▶ **Dataset content**
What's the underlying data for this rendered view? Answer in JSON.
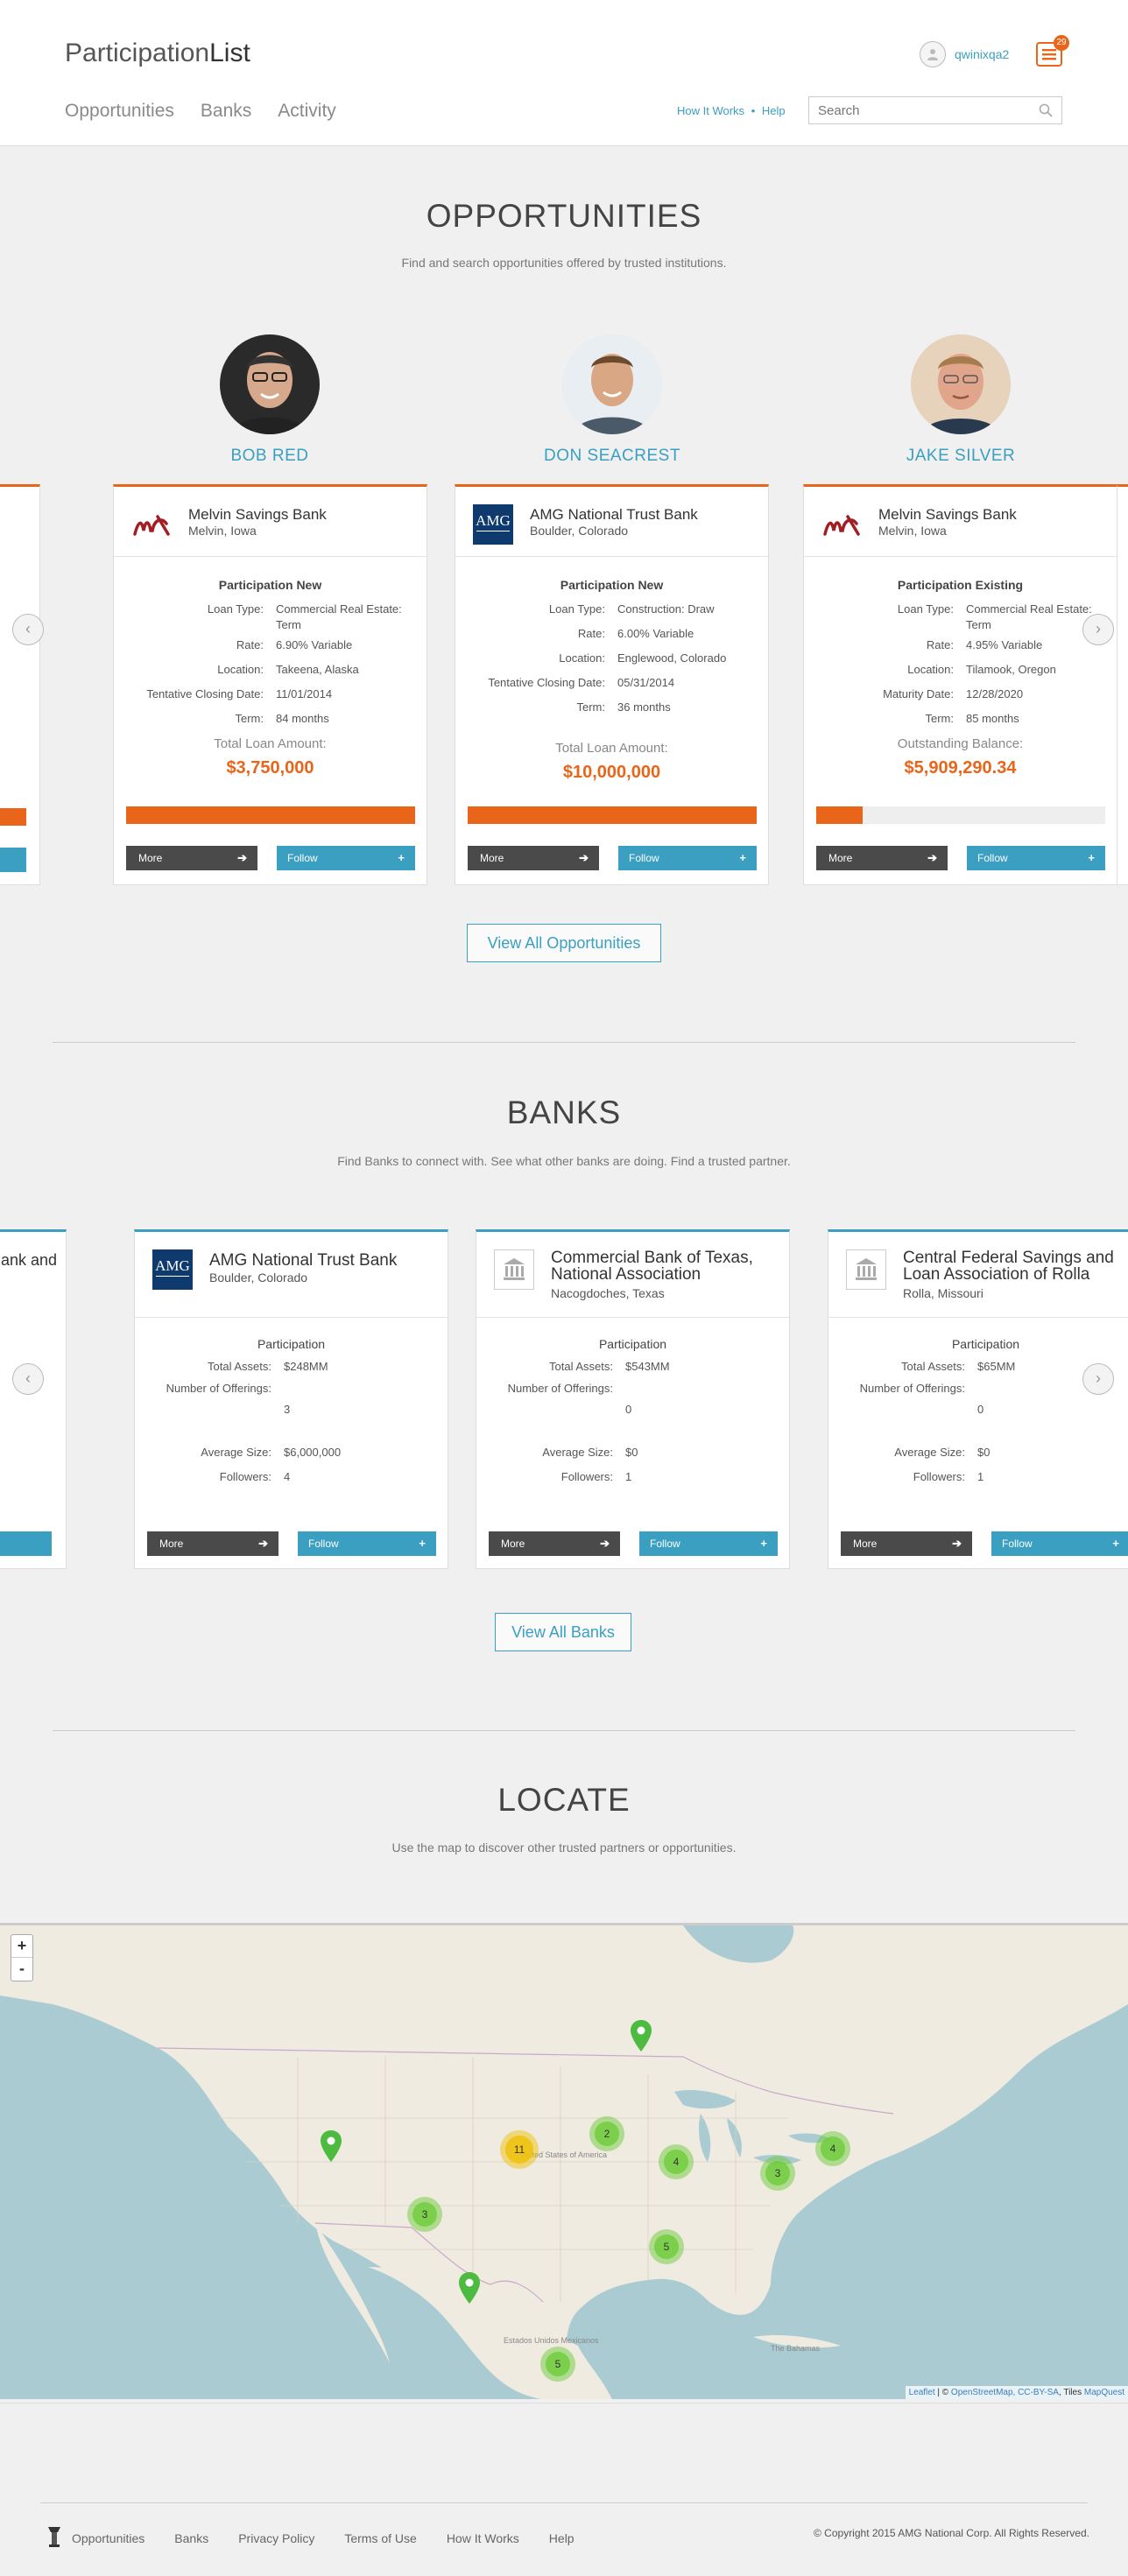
{
  "header": {
    "logo_light": "Participation",
    "logo_bold": "List",
    "nav": [
      "Opportunities",
      "Banks",
      "Activity"
    ],
    "username": "qwinixqa2",
    "notif_count": "29",
    "help_link_1": "How It Works",
    "help_sep": "•",
    "help_link_2": "Help",
    "search_placeholder": "Search"
  },
  "opportunities": {
    "title": "OPPORTUNITIES",
    "subtitle": "Find and search opportunities offered by trusted institutions.",
    "profiles": [
      "BOB RED",
      "DON SEACREST",
      "JAKE SILVER"
    ],
    "cards": [
      {
        "bank": "Melvin Savings Bank",
        "location": "Melvin, Iowa",
        "type": "Participation New",
        "rows": [
          {
            "k": "Loan Type:",
            "v": "Commercial Real Estate: Term"
          },
          {
            "k": "Rate:",
            "v": "6.90% Variable"
          },
          {
            "k": "Location:",
            "v": "Takeena, Alaska"
          },
          {
            "k": "Tentative Closing Date:",
            "v": "11/01/2014"
          },
          {
            "k": "Term:",
            "v": "84 months"
          }
        ],
        "amount_label": "Total Loan Amount:",
        "amount": "$3,750,000",
        "progress": 1.0
      },
      {
        "bank": "AMG National Trust Bank",
        "location": "Boulder, Colorado",
        "type": "Participation New",
        "rows": [
          {
            "k": "Loan Type:",
            "v": "Construction: Draw"
          },
          {
            "k": "Rate:",
            "v": "6.00% Variable"
          },
          {
            "k": "Location:",
            "v": "Englewood, Colorado"
          },
          {
            "k": "Tentative Closing Date:",
            "v": "05/31/2014"
          },
          {
            "k": "Term:",
            "v": "36 months"
          }
        ],
        "amount_label": "Total Loan Amount:",
        "amount": "$10,000,000",
        "progress": 1.0
      },
      {
        "bank": "Melvin Savings Bank",
        "location": "Melvin, Iowa",
        "type": "Participation Existing",
        "rows": [
          {
            "k": "Loan Type:",
            "v": "Commercial Real Estate: Term"
          },
          {
            "k": "Rate:",
            "v": "4.95% Variable"
          },
          {
            "k": "Location:",
            "v": "Tilamook, Oregon"
          },
          {
            "k": "Maturity Date:",
            "v": "12/28/2020"
          },
          {
            "k": "Term:",
            "v": "85 months"
          }
        ],
        "amount_label": "Outstanding Balance:",
        "amount": "$5,909,290.34",
        "progress": 0.16
      }
    ],
    "more_label": "More",
    "follow_label": "Follow",
    "view_all": "View All Opportunities"
  },
  "banks": {
    "title": "BANKS",
    "subtitle": "Find Banks to connect with. See what other banks are doing. Find a trusted partner.",
    "partial_left": "ank and",
    "cards": [
      {
        "bank": "AMG National Trust Bank",
        "location": "Boulder, Colorado",
        "type": "Participation",
        "assets": "$248MM",
        "offerings": "3",
        "avg": "$6,000,000",
        "followers": "4"
      },
      {
        "bank": "Commercial Bank of Texas, National Association",
        "location": "Nacogdoches, Texas",
        "type": "Participation",
        "assets": "$543MM",
        "offerings": "0",
        "avg": "$0",
        "followers": "1"
      },
      {
        "bank": "Central Federal Savings and Loan Association of Rolla",
        "location": "Rolla, Missouri",
        "type": "Participation",
        "assets": "$65MM",
        "offerings": "0",
        "avg": "$0",
        "followers": "1"
      }
    ],
    "labels": {
      "assets": "Total Assets:",
      "offerings": "Number of Offerings:",
      "avg": "Average Size:",
      "followers": "Followers:"
    },
    "view_all": "View All Banks"
  },
  "locate": {
    "title": "LOCATE",
    "subtitle": "Use the map to discover other trusted partners or opportunities.",
    "zoom_in": "+",
    "zoom_out": "-",
    "clusters": [
      "2",
      "11",
      "4",
      "3",
      "4",
      "3",
      "5",
      "5"
    ],
    "labels": {
      "usa": "United States of America",
      "mexico": "Estados Unidos Mexicanos",
      "bahamas": "The Bahamas"
    },
    "attribution": {
      "leaflet": "Leaflet",
      "sep": " | © ",
      "osm": "OpenStreetMap",
      "cc": ", CC-BY-SA",
      "tiles": ", Tiles ",
      "mq": "MapQuest"
    }
  },
  "footer": {
    "links": [
      "Opportunities",
      "Banks",
      "Privacy Policy",
      "Terms of Use",
      "How It Works",
      "Help"
    ],
    "copyright": "© Copyright 2015 AMG National Corp. All Rights Reserved."
  }
}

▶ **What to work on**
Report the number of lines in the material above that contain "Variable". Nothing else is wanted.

▶ **Response below**
3